Most of all, the movie addresses finding happiness with a different standard. Instead of reprimanding Hye-Won for returning home after she’s failed her college exams, her friends and family accept her for her failures and welcome her with open-arms. I think this breaks a cultural barrier in the nicest way possible, reminding people that happiness isn’t always obtained by climbing the social ladder of success or status, and that happiness can exist where you started instead of where you think you should be headed. Hye-Won’s perspective becomes shifted as she re-experiences life in the countryside, since time feels like it moves differently with a set of priorities unlike anything she had to do in Seoul. She doesn’t have this intensely stressful life full of expectations but daily responsibilities revolving around agriculture. And all the physical effort that goes into sustaining her life, add signification into the meals and dishes she makes.
Of course the food elements are a personal favourite for me! Nothing goes to waste but a lot of the emotional notes are hit as Hye-Won recollects a dish her mother once made for her. Light but tenderhearted moments are delivered through scenes where she shares a meal with her friends, revisits the past when her mother made a dish that simply felt like home, or pours her soul into cooking when she feels like she has the weight of the world on her shoulders. Hye-Won attempts to erase her mother from her mind since she felt abandoned, but begrudgingly understands her as a woman and everything she once told her as a child. Little forest happens to mean a safe haven or home, so the fact that the title alone presents a metaphor indicates just how many more are hidden in the film, whether through acts of cooking, memories, or the present our characters are experiencing.

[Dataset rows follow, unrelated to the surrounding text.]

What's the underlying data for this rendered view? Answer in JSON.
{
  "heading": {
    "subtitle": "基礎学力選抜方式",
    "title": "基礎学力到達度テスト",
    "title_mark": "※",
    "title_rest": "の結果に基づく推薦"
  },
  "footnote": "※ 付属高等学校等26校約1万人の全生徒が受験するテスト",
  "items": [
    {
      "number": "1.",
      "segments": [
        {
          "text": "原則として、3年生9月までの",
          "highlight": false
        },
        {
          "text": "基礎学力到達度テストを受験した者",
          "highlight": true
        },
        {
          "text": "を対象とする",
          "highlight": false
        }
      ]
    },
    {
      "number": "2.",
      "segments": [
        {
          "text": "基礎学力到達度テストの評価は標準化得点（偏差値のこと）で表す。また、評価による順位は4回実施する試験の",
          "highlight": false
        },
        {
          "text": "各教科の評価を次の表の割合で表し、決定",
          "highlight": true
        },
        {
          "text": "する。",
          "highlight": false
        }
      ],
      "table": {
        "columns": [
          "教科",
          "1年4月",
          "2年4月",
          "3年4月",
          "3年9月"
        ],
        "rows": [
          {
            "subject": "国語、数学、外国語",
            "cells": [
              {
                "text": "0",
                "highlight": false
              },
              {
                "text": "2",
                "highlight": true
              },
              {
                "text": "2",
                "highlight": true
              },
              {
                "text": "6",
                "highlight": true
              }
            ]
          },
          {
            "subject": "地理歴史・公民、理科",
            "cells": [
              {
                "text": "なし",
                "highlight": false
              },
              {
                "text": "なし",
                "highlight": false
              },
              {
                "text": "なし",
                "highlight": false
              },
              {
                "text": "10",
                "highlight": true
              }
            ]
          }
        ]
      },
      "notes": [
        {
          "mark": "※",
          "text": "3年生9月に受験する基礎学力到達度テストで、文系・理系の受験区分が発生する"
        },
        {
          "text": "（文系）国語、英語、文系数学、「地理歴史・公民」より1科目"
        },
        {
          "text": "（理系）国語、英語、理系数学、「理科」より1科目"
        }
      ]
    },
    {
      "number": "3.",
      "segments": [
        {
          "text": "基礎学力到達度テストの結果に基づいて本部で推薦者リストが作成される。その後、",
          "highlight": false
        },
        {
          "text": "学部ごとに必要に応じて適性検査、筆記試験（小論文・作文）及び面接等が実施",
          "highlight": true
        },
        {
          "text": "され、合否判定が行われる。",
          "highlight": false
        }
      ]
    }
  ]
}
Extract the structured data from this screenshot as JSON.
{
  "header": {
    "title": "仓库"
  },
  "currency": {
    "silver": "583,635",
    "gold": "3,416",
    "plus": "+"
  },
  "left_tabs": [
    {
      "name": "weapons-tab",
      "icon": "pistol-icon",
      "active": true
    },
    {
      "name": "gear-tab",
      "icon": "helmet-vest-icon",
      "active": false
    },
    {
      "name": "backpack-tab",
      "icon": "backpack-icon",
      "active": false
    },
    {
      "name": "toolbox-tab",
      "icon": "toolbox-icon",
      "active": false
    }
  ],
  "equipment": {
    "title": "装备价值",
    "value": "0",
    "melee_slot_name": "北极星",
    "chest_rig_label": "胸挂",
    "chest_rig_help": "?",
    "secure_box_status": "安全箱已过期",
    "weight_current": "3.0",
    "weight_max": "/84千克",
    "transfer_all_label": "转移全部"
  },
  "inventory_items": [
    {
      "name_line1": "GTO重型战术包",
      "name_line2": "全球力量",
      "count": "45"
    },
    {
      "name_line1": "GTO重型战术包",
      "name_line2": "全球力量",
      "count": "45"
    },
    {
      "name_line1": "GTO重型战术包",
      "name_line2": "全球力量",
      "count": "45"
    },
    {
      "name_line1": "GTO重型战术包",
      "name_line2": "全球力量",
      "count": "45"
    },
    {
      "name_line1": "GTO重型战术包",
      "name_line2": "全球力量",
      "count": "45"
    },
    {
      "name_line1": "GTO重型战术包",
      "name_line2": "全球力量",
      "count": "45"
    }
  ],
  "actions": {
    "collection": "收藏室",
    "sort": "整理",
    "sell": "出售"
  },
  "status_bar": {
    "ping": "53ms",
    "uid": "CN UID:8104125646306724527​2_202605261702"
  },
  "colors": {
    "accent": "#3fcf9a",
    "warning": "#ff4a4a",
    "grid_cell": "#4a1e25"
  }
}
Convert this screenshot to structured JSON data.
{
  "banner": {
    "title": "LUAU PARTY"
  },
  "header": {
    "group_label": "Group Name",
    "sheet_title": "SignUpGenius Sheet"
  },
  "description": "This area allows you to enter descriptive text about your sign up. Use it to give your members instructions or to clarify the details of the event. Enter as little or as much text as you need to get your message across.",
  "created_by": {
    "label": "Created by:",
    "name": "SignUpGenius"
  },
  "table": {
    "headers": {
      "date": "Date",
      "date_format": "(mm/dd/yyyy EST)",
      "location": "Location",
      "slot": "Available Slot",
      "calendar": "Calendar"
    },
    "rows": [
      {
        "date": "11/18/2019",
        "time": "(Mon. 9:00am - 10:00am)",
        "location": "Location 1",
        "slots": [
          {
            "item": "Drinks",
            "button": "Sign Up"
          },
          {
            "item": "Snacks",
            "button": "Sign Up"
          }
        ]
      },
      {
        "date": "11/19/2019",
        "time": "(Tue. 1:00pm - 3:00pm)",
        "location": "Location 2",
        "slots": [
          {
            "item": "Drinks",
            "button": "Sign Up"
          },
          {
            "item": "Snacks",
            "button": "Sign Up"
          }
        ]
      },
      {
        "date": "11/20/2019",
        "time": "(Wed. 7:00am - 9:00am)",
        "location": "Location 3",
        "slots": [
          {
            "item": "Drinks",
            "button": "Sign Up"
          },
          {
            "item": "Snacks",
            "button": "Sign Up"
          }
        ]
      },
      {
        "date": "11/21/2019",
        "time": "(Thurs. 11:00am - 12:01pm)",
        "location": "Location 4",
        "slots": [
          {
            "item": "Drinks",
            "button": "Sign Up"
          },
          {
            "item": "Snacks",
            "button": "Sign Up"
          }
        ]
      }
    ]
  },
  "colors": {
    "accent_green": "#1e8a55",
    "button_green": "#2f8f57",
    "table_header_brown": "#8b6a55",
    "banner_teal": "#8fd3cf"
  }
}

It is slow but that’s largely due to the cinematic style the movie takes on. As I’m watching the movie, I was actually quite surprised that I came across a Korean film like this since its style and deliverance felt a lot like Japanese films, especially independent ones. So it all fell into place for me when I discovered that this was a remake of a manga series, and that the style and tone were strikingly similar to Japanese cinema. There’s just something wholesome and sweet to Japanese films based on realistic and simple subject matter and you can definitely feel that with Little Forest. There isn’t anything grand or superficial about this, being entertaining in the sense that it’s highly picturesque with beautiful cinematography.
I obviously have nothing but good things to say about this since it was such a pleasant movie for me but don’t take my word for it. I’d like to think that such an incredible cast assembled together because they saw how moving such a simplistic film was, depicting the basic joys in life. And that being said, it’s a cast that’s well-known and acclaimed, so if the genre doesn’t appeal to you then maybe the actors might. It’s a great film to add to your list if you want something sweet, slow, and full of summer longing.
Not everyone’s cup of tea, but still highly recommended as an uplifting and refreshing watch. With aesthetically pleasing food, feelings of nostalgia, and the small things in life that make it meaningful, Little Forest is a gem of movie and shouldn’t be tossed out without being given a chance.
Release Date: February 28, 2018 (Eng Sub available on Viki)